(Data about app and page elements)
◆ ◆ ◆

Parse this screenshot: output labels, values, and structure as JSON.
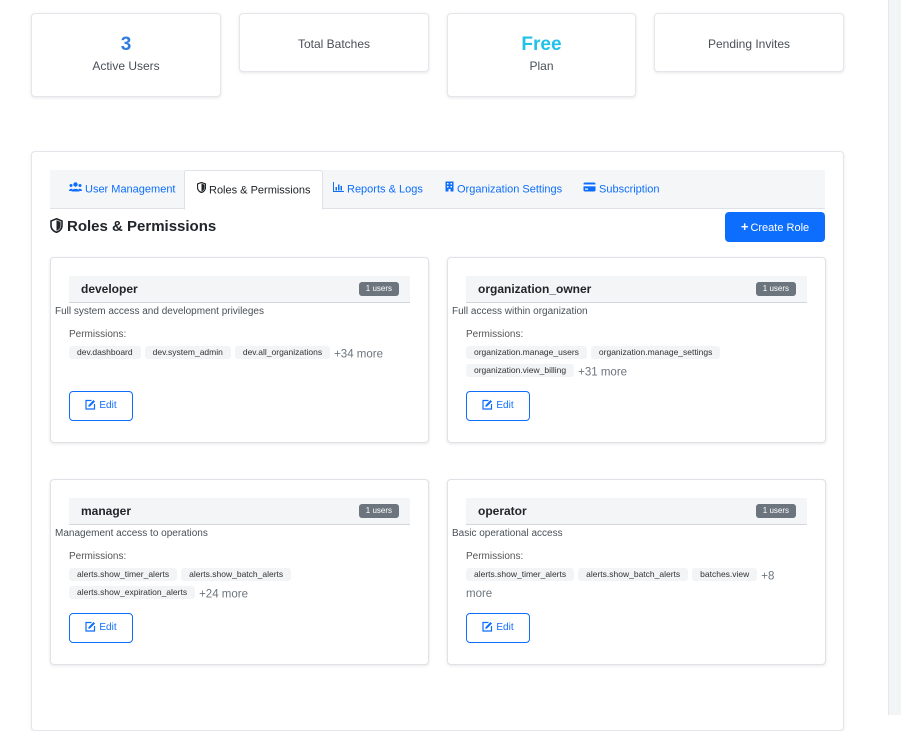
{
  "stats": [
    {
      "value": "3",
      "label": "Active Users"
    },
    {
      "value": "",
      "label": "Total Batches"
    },
    {
      "value": "Free",
      "label": "Plan"
    },
    {
      "value": "",
      "label": "Pending Invites"
    }
  ],
  "tabs": [
    {
      "label": "User Management",
      "icon": "users-icon"
    },
    {
      "label": "Roles & Permissions",
      "icon": "shield-icon"
    },
    {
      "label": "Reports & Logs",
      "icon": "chart-bar-icon"
    },
    {
      "label": "Organization Settings",
      "icon": "building-icon"
    },
    {
      "label": "Subscription",
      "icon": "credit-card-icon"
    }
  ],
  "active_tab": "Roles & Permissions",
  "section": {
    "title": "Roles & Permissions",
    "create_button": "Create Role"
  },
  "roles": [
    {
      "name": "developer",
      "users_badge": "1 users",
      "description": "Full system access and development privileges",
      "permissions_label": "Permissions:",
      "permissions": [
        "dev.dashboard",
        "dev.system_admin",
        "dev.all_organizations"
      ],
      "more": "+34 more",
      "edit_label": "Edit"
    },
    {
      "name": "organization_owner",
      "users_badge": "1 users",
      "description": "Full access within organization",
      "permissions_label": "Permissions:",
      "permissions": [
        "organization.manage_users",
        "organization.manage_settings",
        "organization.view_billing"
      ],
      "more": "+31 more",
      "edit_label": "Edit"
    },
    {
      "name": "manager",
      "users_badge": "1 users",
      "description": "Management access to operations",
      "permissions_label": "Permissions:",
      "permissions": [
        "alerts.show_timer_alerts",
        "alerts.show_batch_alerts",
        "alerts.show_expiration_alerts"
      ],
      "more": "+24 more",
      "edit_label": "Edit"
    },
    {
      "name": "operator",
      "users_badge": "1 users",
      "description": "Basic operational access",
      "permissions_label": "Permissions:",
      "permissions": [
        "alerts.show_timer_alerts",
        "alerts.show_batch_alerts",
        "batches.view"
      ],
      "more": "+8 more",
      "edit_label": "Edit"
    }
  ],
  "colors": {
    "primary": "#0d6efd",
    "stat_blue": "#2f7ddf",
    "stat_cyan": "#22c2e8",
    "badge_gray": "#6c757d"
  }
}
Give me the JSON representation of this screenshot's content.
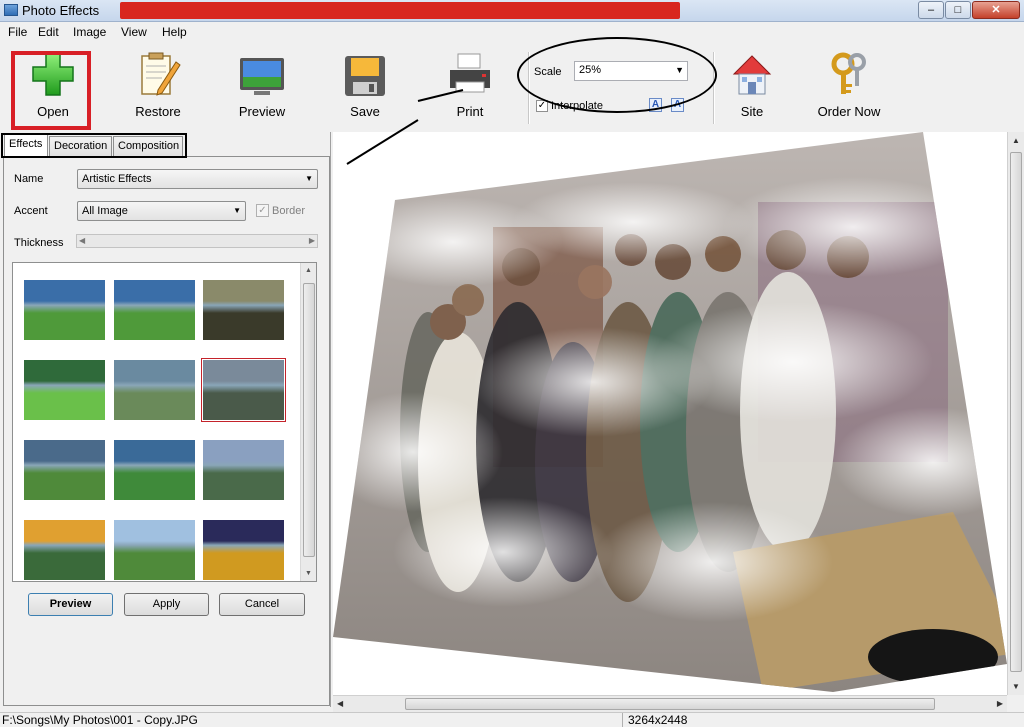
{
  "window": {
    "title": "Photo Effects",
    "min": "‒",
    "max": "□",
    "close": "✕"
  },
  "menu": [
    "File",
    "Edit",
    "Image",
    "View",
    "Help"
  ],
  "toolbar": {
    "open": "Open",
    "restore": "Restore",
    "preview": "Preview",
    "save": "Save",
    "print": "Print",
    "scale_label": "Scale",
    "scale_value": "25%",
    "interpolate_label": "Interpolate",
    "interpolate_checked": true,
    "site": "Site",
    "order": "Order Now"
  },
  "tabs": [
    "Effects",
    "Decoration",
    "Composition"
  ],
  "effects": {
    "name_label": "Name",
    "name_value": "Artistic Effects",
    "accent_label": "Accent",
    "accent_value": "All Image",
    "border_label": "Border",
    "border_checked": true,
    "thickness_label": "Thickness",
    "selected_thumb_index": 5,
    "buttons": {
      "preview": "Preview",
      "apply": "Apply",
      "cancel": "Cancel"
    }
  },
  "status": {
    "path": "F:\\Songs\\My Photos\\001 - Copy.JPG",
    "dimensions": "3264x2448"
  },
  "colors": {
    "highlight_red": "#d81f26",
    "title_redaction": "#d8261f"
  }
}
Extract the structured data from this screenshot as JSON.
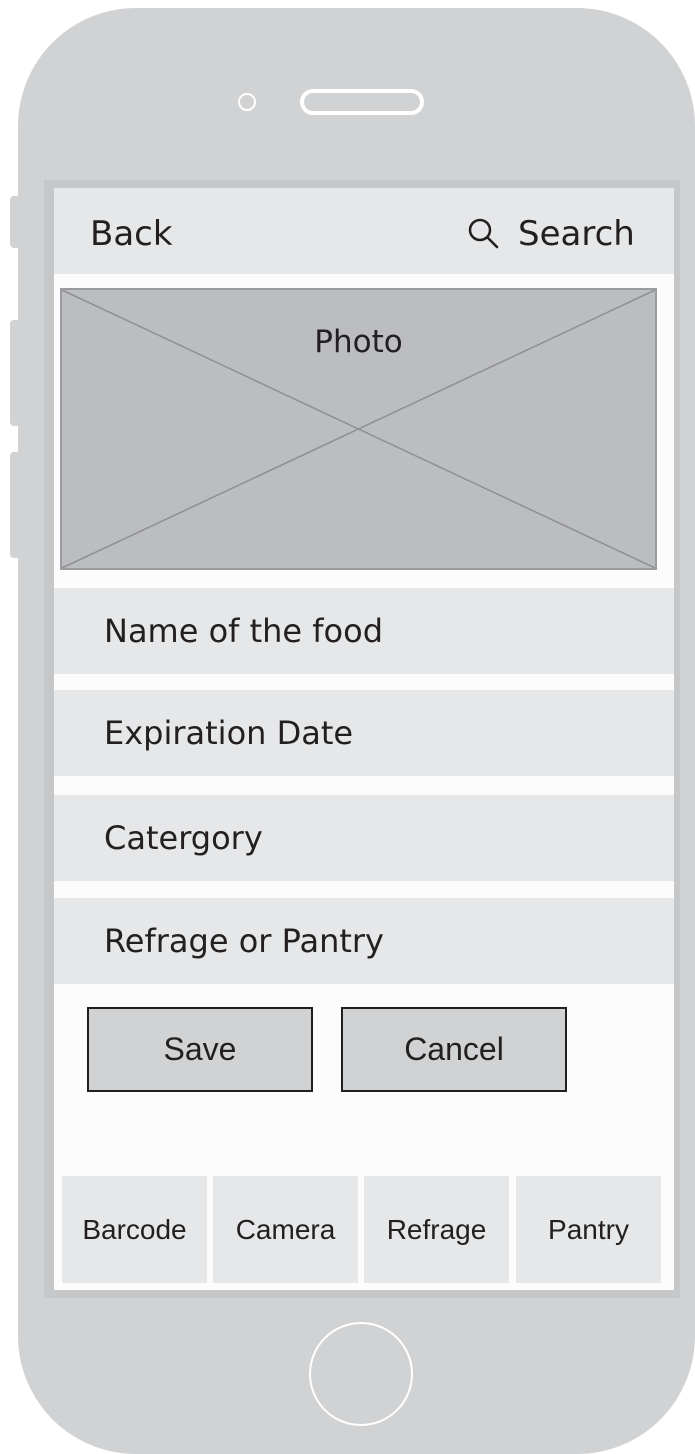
{
  "header": {
    "back_label": "Back",
    "search_label": "Search",
    "search_icon": "search-icon"
  },
  "photo": {
    "label": "Photo"
  },
  "fields": [
    {
      "label": "Name of the food"
    },
    {
      "label": "Expiration Date"
    },
    {
      "label": "Catergory"
    },
    {
      "label": "Refrage or Pantry"
    }
  ],
  "actions": {
    "save_label": "Save",
    "cancel_label": "Cancel"
  },
  "tabs": [
    {
      "label": "Barcode"
    },
    {
      "label": "Camera"
    },
    {
      "label": "Refrage"
    },
    {
      "label": "Pantry"
    }
  ],
  "colors": {
    "device": "#d1d2d4",
    "bar": "#e6e7e8",
    "photo": "#bcbdc0",
    "text": "#231f20"
  }
}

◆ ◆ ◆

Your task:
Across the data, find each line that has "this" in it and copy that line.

Answer section:
Parse this screenshot: output labels, values, and structure as JSON.
Give me the JSON representation of this screenshot's content.
Extract the structured data from this screenshot as JSON.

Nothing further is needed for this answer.